Evaluation of two invasive plant invaders in Europe (Solidago canadensis and Solidago gigantea) as possible sources of botanical insecticides.
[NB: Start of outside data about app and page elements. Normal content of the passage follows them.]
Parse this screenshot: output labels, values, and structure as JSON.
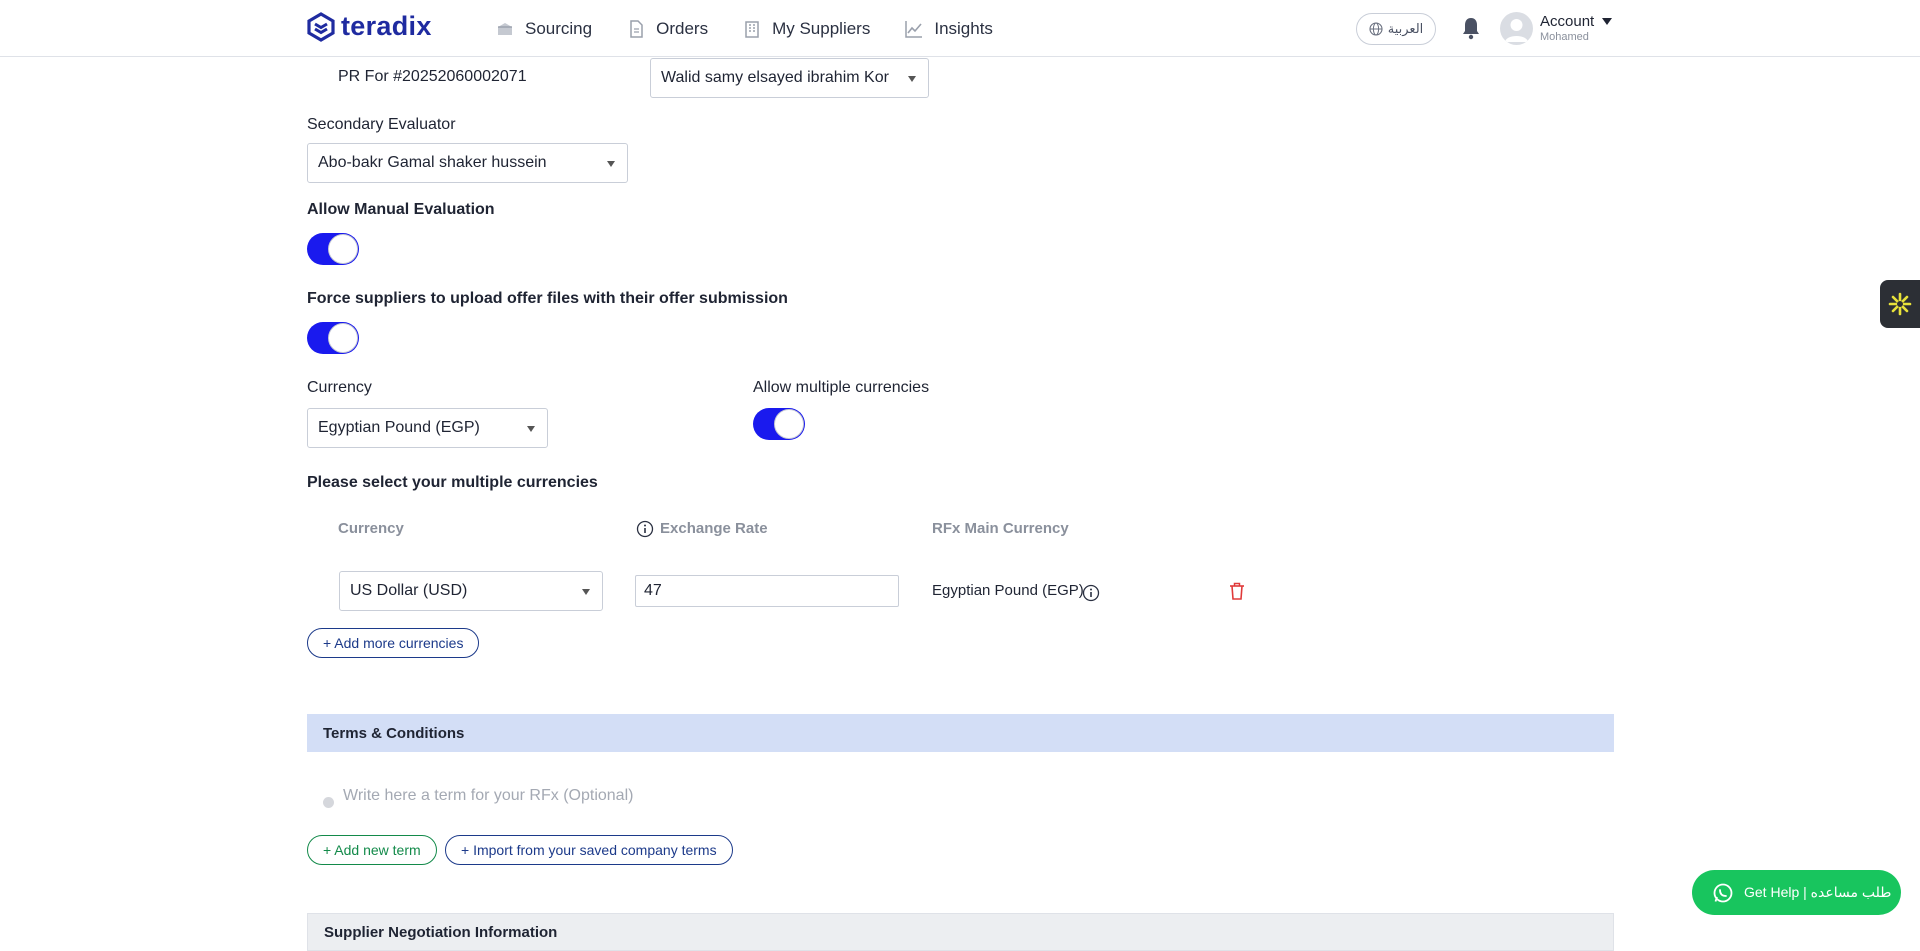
{
  "header": {
    "brand": "teradix",
    "nav": [
      {
        "label": "Sourcing",
        "icon": "box-icon"
      },
      {
        "label": "Orders",
        "icon": "document-icon"
      },
      {
        "label": "My Suppliers",
        "icon": "building-icon"
      },
      {
        "label": "Insights",
        "icon": "chart-icon"
      }
    ],
    "language_label": "العربية",
    "account_label": "Account",
    "account_user": "Mohamed"
  },
  "form": {
    "pr_for_label": "PR For #20252060002071",
    "pr_evaluator_value": "Walid samy elsayed ibrahim Kor",
    "secondary_evaluator_label": "Secondary Evaluator",
    "secondary_evaluator_value": "Abo-bakr Gamal shaker hussein",
    "allow_manual_label": "Allow Manual Evaluation",
    "allow_manual_on": true,
    "force_upload_label": "Force suppliers to upload offer files with their offer submission",
    "force_upload_on": true,
    "currency_label": "Currency",
    "currency_value": "Egyptian Pound (EGP)",
    "allow_multi_label": "Allow multiple currencies",
    "allow_multi_on": true,
    "multi_select_label": "Please select your multiple currencies",
    "table_headers": {
      "currency": "Currency",
      "exchange_rate": "Exchange Rate",
      "main_currency": "RFx Main Currency"
    },
    "rows": [
      {
        "currency": "US Dollar (USD)",
        "rate": "47",
        "main": "Egyptian Pound (EGP)"
      }
    ],
    "add_currency_label": "+ Add more currencies"
  },
  "terms": {
    "section_title": "Terms & Conditions",
    "term_placeholder": "Write here a term for your RFx (Optional)",
    "add_term_label": "+ Add new term",
    "import_terms_label": "+ Import from your saved company terms"
  },
  "next_section_title": "Supplier Negotiation Information",
  "help_label": "Get Help | طلب مساعده",
  "colors": {
    "brand": "#1f2ba0",
    "toggle_on": "#1a1aee",
    "section_bg": "#d3def6",
    "help_green": "#18c55e",
    "delete_red": "#e03a3a"
  }
}
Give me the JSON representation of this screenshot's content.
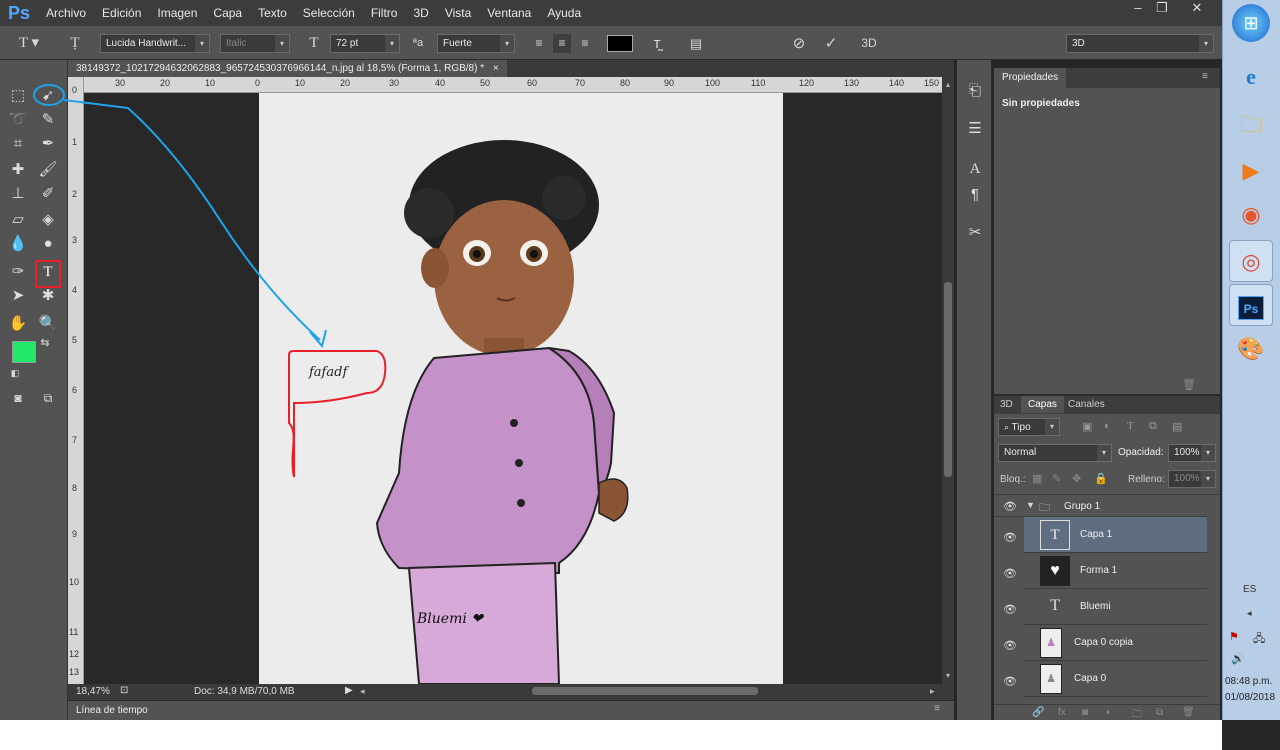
{
  "app": {
    "logo": "Ps"
  },
  "menu": [
    "Archivo",
    "Edición",
    "Imagen",
    "Capa",
    "Texto",
    "Selección",
    "Filtro",
    "3D",
    "Vista",
    "Ventana",
    "Ayuda"
  ],
  "window_controls": {
    "minimize": "–",
    "restore": "❐",
    "close": "✕"
  },
  "options": {
    "font_family": "Lucida Handwrit...",
    "font_style": "Italic",
    "font_size": "72 pt",
    "aa_label": "ªa",
    "antialias": "Fuerte",
    "mode_3d": "3D",
    "workspace": "3D",
    "text_color": "#000000"
  },
  "document": {
    "tab_title": "38149372_10217294632062883_965724530376966144_n.jpg al 18,5% (Forma 1, RGB/8) *",
    "zoom": "18,47%",
    "doc_size": "Doc: 34,9 MB/70,0 MB",
    "text_layer_preview": "fafadf",
    "signature": "Bluemi"
  },
  "rulers": {
    "h": [
      "30",
      "20",
      "10",
      "0",
      "10",
      "20",
      "30",
      "40",
      "50",
      "60",
      "70",
      "80",
      "90",
      "100",
      "110",
      "120",
      "130",
      "140",
      "150"
    ],
    "v": [
      "0",
      "1",
      "2",
      "3",
      "4",
      "5",
      "6",
      "7",
      "8",
      "9",
      "10",
      "11",
      "12",
      "13"
    ]
  },
  "colors": {
    "foreground": "#1fe86a",
    "background": "#ffffff",
    "annotation_blue": "#1fa3e8",
    "annotation_red": "#e8202a",
    "selection": "#5e6d80"
  },
  "timeline": {
    "label": "Línea de tiempo"
  },
  "properties": {
    "tab": "Propiedades",
    "content": "Sin propiedades"
  },
  "layers": {
    "tabs": [
      "3D",
      "Capas",
      "Canales"
    ],
    "filter": "Tipo",
    "blend_mode": "Normal",
    "opacity_label": "Opacidad:",
    "opacity": "100%",
    "lock_label": "Bloq.:",
    "fill_label": "Relleno:",
    "fill": "100%",
    "items": [
      {
        "name": "Grupo 1",
        "kind": "group"
      },
      {
        "name": "Capa 1",
        "kind": "text",
        "selected": true
      },
      {
        "name": "Forma 1",
        "kind": "shape"
      },
      {
        "name": "Bluemi",
        "kind": "text"
      },
      {
        "name": "Capa 0 copia",
        "kind": "image"
      },
      {
        "name": "Capa 0",
        "kind": "image"
      }
    ]
  },
  "taskbar": {
    "lang": "ES",
    "time": "08:48 p.m.",
    "date": "01/08/2018",
    "apps": [
      "windows-orb",
      "internet-explorer",
      "file-explorer",
      "media-player",
      "firefox",
      "chrome",
      "photoshop",
      "paint"
    ]
  }
}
Solidago gigantea and Solidago canadensis (Asteraceae) are two invasive weeds native to North America and introduced in Europe and Asia, where they are spreading quickly threatening the stability of local secondary ecosystems. These two plant invaders may represent an ideal bioresource to be exploited for production of green pesticides. Therefore, herein we evaluated the efficacy of the essential oils (EOs) obtained from their different parts, i.e. leaves, inflorescences and roots, against Culex quinquefasciatus, Spodoptera littoralis and Musca domestica. The essential oil composition was investigated by gas chromatographic-mass spectrometry (GC-MS) analysis. S. canadensis leaf EO was the most toxic to C. quinquefasciatus, with a LC50 of 89.3 µl L-1. The two most effective oils against M. domestica adults were S. canadensis leaf and flower EOs, with LD50 values of 206.9 and 207.1 µg adult-1, respectively. Three EOs highly toxic to S. littoralis were also identified, namely S. gigantea leaf EO, S. canadensis leaf EO and S. gigantea flower EO, with LD50 values of 84.5, 98.9 and 107.4 µg larva-1, respectively. Since the S. canadensis leaf EO was the only green product effective against all the tested insect pests, we selected it for non-target toxicity assays on Eisenia fetida earthworms, along with the leaf EO from S. gigantea. Both the S. canadensis and S. gigantea leaf EOs did not led to mortality of E. fetida adult earthworms, at variance with the positive control α-cypermethrin, allowing us to propose them for pest control purposes in IPM and organic farming.